(Data records)
▽

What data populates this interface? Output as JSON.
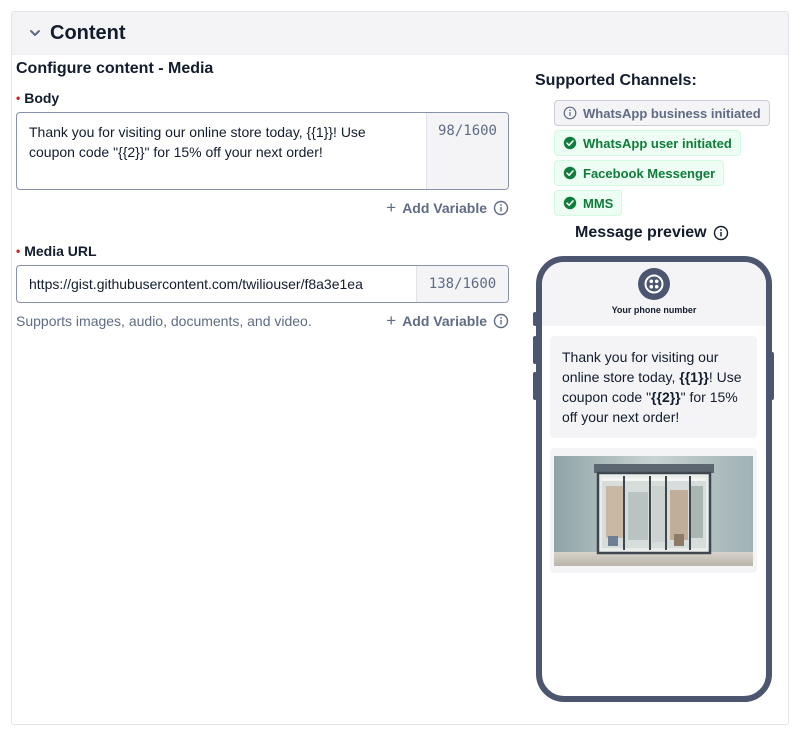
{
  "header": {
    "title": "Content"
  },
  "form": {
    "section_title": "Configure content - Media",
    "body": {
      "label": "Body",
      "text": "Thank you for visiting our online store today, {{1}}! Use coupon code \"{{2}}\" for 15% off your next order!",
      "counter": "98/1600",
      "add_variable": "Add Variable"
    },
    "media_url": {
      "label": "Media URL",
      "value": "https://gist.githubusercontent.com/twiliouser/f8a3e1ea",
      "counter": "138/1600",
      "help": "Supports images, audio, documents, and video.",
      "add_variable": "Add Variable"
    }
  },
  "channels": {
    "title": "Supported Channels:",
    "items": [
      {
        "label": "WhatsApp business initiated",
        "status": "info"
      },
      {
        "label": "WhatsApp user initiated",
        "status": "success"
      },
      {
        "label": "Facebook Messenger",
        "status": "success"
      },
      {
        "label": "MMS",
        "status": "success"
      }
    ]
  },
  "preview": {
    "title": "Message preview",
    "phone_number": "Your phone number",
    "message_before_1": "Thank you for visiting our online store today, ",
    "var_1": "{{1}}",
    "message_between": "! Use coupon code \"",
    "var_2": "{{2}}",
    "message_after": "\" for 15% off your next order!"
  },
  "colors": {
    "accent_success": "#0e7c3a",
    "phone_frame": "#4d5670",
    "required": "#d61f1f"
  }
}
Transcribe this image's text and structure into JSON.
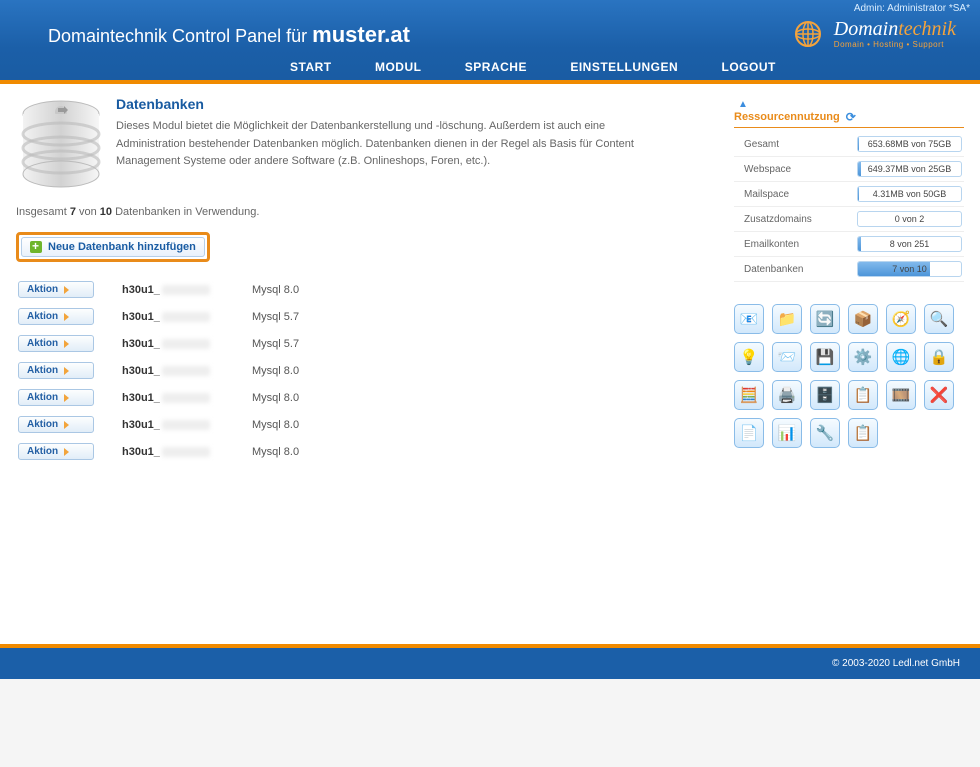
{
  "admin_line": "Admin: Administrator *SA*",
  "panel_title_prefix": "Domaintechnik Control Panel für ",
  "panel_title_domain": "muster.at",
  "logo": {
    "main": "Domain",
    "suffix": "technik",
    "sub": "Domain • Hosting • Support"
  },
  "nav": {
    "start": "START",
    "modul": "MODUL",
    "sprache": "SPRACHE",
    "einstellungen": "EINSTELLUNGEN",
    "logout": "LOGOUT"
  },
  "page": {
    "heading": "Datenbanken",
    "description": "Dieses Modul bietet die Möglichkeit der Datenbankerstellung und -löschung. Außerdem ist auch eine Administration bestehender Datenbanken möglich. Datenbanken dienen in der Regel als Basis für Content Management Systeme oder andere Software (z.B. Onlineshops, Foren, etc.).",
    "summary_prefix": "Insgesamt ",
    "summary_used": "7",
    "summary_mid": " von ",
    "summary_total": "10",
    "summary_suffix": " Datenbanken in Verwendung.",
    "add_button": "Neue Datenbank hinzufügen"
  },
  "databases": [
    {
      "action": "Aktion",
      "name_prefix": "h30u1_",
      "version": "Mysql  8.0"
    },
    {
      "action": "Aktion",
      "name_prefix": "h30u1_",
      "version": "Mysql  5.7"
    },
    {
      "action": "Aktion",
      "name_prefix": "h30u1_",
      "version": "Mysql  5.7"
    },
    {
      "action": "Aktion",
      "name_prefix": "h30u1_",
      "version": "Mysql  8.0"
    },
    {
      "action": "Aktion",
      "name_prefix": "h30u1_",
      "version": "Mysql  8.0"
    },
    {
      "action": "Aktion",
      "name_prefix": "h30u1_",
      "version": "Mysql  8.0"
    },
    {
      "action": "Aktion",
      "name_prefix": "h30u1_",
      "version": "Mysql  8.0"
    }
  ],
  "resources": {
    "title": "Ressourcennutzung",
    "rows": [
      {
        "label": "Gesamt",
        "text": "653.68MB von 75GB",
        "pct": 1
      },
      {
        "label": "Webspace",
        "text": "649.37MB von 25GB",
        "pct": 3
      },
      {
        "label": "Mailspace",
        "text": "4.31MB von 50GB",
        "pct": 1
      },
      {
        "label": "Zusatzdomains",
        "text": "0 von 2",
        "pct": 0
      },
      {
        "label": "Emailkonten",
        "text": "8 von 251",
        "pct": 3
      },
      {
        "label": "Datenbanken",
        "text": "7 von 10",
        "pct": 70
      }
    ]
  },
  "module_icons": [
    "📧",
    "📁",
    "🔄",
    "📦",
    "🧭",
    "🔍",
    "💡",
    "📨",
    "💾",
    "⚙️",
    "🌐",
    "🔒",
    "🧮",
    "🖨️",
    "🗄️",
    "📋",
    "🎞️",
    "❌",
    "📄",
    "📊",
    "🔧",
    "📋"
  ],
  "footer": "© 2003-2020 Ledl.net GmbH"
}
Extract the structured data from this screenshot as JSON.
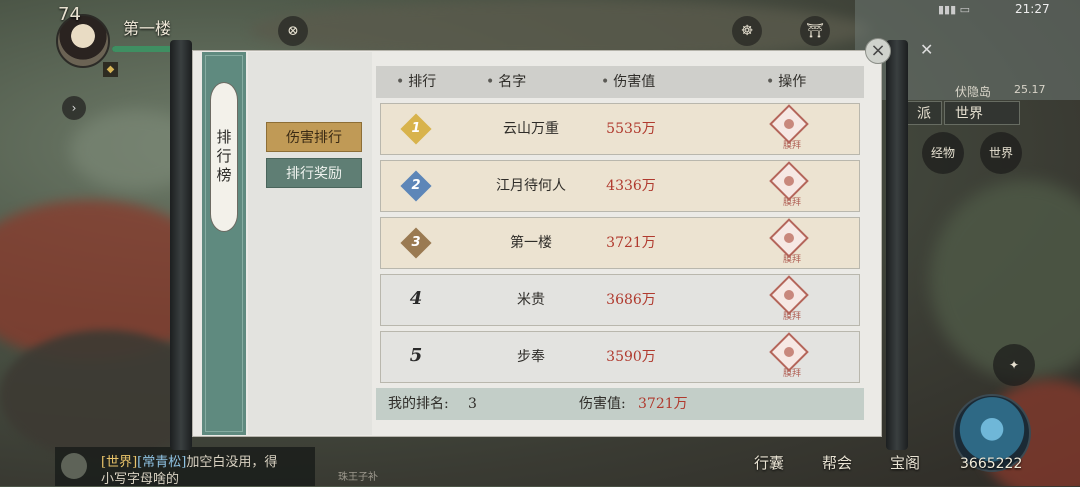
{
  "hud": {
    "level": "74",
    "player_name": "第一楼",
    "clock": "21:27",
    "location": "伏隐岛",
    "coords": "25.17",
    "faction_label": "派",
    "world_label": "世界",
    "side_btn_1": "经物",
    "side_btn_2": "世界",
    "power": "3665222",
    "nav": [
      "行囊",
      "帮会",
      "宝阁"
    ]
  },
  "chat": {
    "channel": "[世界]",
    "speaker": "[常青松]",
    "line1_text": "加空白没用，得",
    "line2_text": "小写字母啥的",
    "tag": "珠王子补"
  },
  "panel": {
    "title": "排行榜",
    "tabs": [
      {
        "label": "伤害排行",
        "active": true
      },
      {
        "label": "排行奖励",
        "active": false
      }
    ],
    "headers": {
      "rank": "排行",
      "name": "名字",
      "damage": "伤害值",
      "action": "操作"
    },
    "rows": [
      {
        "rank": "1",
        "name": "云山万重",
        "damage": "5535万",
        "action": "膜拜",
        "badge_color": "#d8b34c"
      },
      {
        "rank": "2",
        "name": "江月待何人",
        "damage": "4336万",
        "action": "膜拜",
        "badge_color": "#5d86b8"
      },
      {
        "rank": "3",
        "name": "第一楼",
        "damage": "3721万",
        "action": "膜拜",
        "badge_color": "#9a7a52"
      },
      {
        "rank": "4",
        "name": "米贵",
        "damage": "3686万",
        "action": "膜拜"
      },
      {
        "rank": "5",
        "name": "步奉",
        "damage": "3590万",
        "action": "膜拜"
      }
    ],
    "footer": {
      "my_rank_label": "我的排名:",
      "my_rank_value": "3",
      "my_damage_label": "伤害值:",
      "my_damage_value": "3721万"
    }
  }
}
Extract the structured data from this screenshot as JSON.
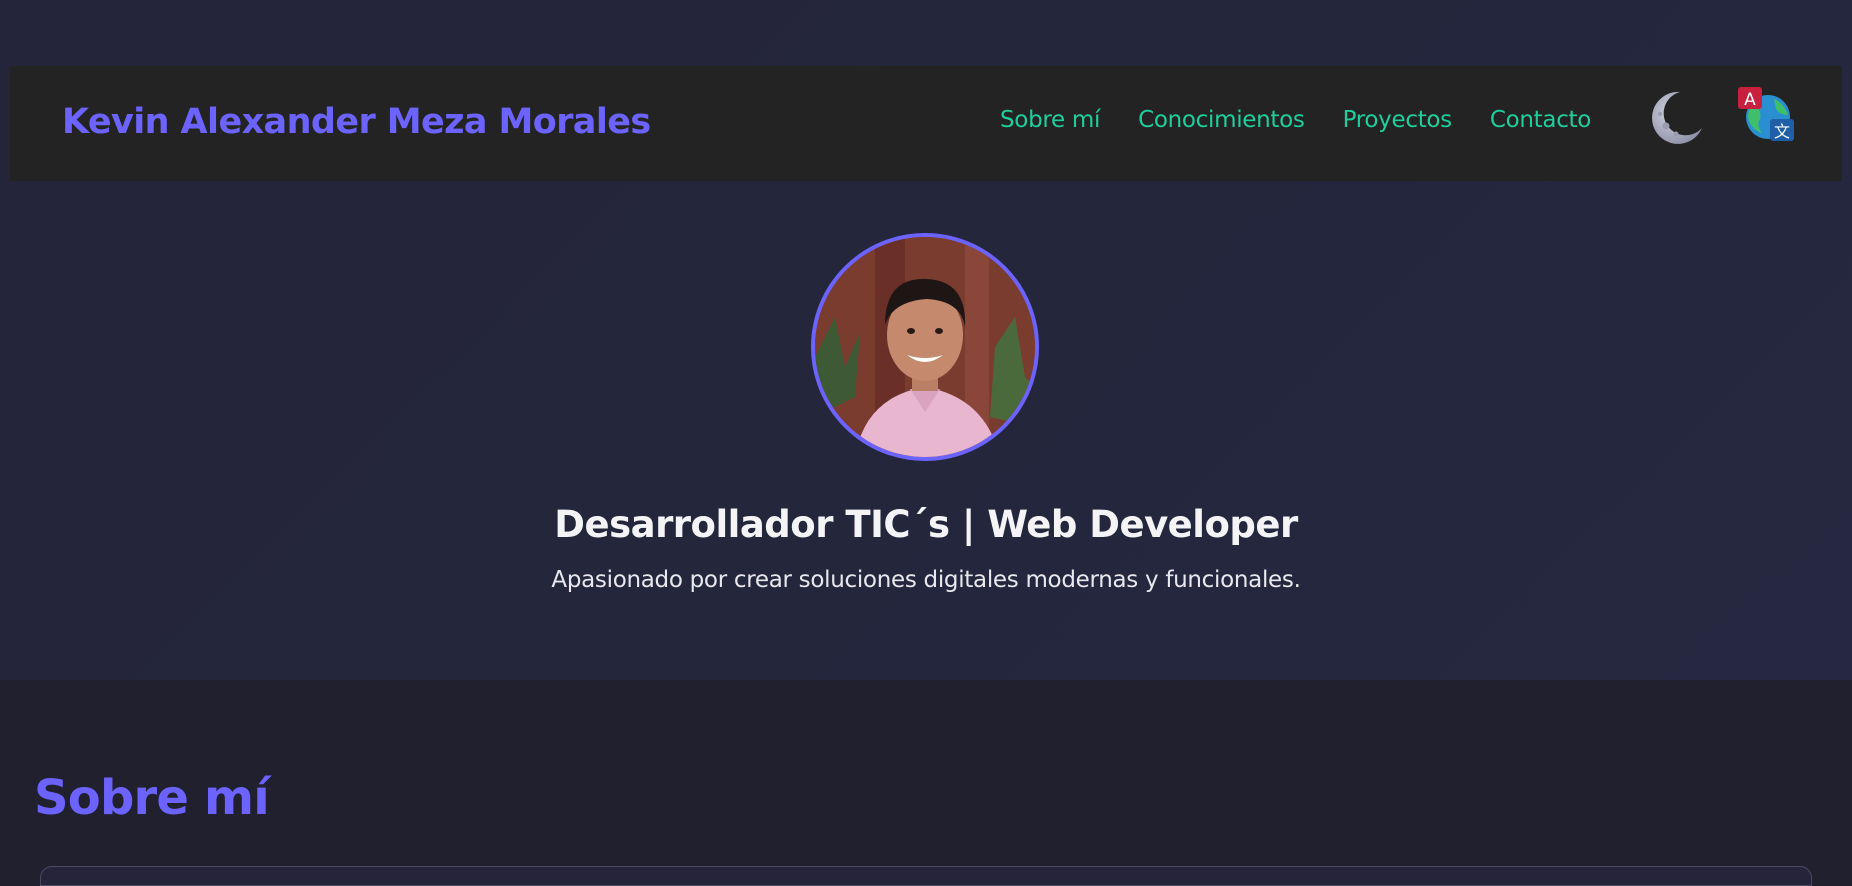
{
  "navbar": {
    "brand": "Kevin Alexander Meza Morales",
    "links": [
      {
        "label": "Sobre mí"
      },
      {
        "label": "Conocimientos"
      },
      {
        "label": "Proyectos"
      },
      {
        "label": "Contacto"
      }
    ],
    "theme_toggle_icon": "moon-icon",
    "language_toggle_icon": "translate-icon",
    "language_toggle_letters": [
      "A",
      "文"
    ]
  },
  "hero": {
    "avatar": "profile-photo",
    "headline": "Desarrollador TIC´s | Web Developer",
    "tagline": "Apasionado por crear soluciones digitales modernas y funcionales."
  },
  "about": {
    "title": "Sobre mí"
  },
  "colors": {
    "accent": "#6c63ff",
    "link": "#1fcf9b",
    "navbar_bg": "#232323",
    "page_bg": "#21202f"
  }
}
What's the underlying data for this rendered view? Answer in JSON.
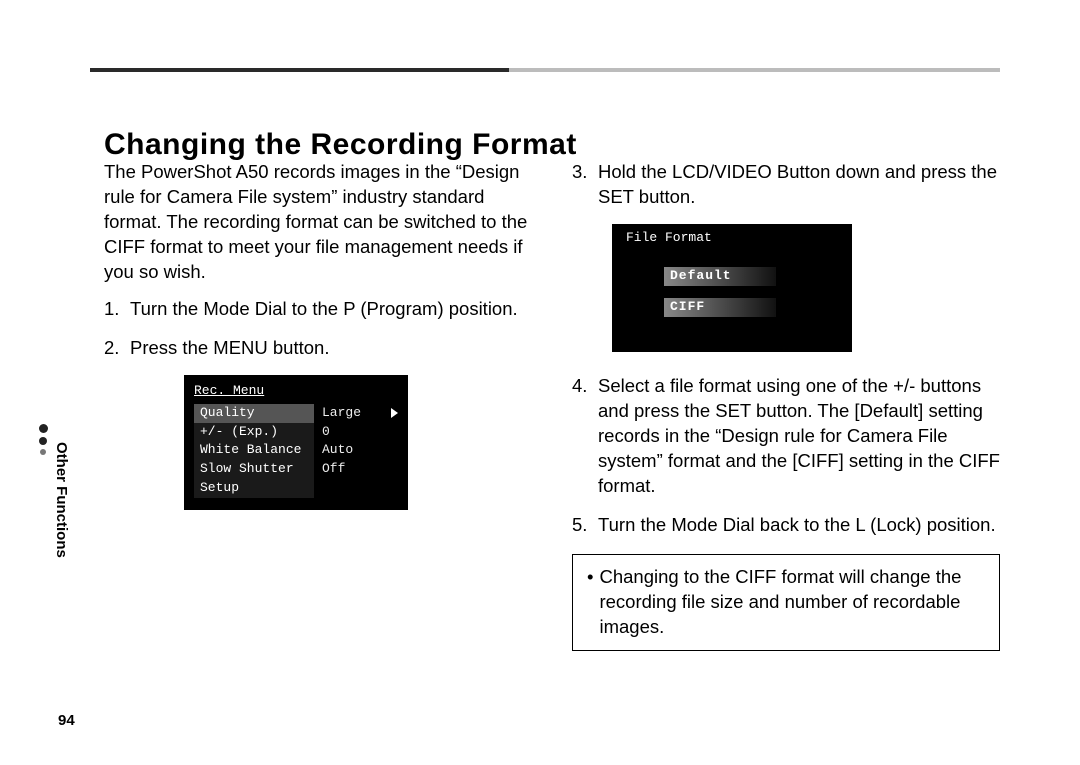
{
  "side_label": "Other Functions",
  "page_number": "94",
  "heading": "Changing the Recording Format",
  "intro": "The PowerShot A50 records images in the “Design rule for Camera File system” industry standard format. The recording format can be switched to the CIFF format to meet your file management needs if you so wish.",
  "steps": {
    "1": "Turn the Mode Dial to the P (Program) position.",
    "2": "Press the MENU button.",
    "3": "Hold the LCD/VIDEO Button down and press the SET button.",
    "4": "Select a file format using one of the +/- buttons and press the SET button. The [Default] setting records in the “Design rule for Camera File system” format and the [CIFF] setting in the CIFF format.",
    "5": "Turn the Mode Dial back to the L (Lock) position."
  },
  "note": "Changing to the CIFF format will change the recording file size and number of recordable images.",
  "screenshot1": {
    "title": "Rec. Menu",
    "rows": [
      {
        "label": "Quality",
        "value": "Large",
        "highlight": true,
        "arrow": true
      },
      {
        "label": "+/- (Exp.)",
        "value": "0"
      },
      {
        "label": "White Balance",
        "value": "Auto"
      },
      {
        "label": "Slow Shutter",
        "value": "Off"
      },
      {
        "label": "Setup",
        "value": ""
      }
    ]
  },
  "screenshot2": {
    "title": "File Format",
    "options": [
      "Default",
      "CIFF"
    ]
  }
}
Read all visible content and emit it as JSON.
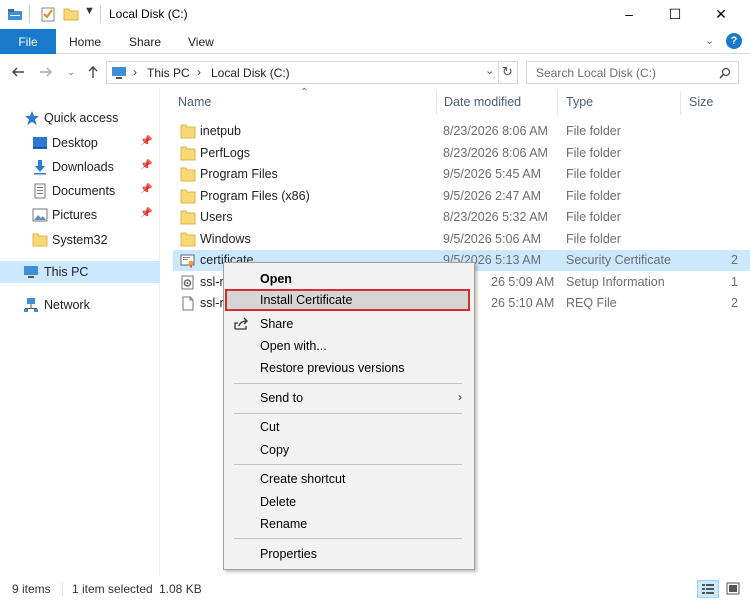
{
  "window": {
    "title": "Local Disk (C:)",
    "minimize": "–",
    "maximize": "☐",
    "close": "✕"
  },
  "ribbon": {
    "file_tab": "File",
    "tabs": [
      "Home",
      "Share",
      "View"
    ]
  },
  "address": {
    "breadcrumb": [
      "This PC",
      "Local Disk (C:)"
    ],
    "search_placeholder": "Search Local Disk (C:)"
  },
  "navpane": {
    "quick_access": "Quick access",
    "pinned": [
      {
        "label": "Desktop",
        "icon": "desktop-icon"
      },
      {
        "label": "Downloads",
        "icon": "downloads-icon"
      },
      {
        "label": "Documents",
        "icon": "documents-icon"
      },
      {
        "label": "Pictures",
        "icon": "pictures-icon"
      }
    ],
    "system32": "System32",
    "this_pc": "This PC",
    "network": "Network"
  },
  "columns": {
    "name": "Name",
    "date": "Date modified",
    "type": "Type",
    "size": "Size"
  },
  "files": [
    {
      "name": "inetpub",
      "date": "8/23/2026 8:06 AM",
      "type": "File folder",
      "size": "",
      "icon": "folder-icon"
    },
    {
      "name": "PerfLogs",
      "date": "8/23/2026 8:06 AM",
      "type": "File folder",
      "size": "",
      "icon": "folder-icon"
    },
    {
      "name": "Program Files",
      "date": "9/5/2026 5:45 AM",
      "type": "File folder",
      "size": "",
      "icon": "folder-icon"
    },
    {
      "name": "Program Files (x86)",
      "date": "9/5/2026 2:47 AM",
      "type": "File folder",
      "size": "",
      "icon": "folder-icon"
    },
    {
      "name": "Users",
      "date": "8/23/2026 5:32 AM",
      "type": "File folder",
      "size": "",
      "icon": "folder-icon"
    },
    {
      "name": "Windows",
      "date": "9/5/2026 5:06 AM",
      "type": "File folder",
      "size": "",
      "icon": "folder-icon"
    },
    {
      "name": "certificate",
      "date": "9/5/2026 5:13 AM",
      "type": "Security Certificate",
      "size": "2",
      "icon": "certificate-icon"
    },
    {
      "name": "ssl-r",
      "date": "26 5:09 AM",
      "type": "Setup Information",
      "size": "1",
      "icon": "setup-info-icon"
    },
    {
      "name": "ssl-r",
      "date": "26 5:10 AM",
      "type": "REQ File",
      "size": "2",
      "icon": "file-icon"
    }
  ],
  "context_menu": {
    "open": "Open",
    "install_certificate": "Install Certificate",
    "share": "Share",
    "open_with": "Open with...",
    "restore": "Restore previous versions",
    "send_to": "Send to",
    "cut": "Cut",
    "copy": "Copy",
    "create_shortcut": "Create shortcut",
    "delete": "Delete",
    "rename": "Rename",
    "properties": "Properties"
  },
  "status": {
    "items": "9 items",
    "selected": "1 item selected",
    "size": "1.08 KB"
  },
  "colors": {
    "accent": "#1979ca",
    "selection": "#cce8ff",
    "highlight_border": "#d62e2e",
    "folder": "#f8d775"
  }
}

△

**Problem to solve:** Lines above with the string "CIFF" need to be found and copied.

**Reply:**
  "intro": "The PowerShot A50 records images in the “Design rule for Camera File system” industry standard format. The recording format can be switched to the CIFF format to meet your file management needs if you so wish.",
    "4": "Select a file format using one of the +/- buttons and press the SET button. The [Default] setting records in the “Design rule for Camera File system” format and the [CIFF] setting in the CIFF format.",
  "note": "Changing to the CIFF format will change the recording file size and number of recordable images.",
      "CIFF"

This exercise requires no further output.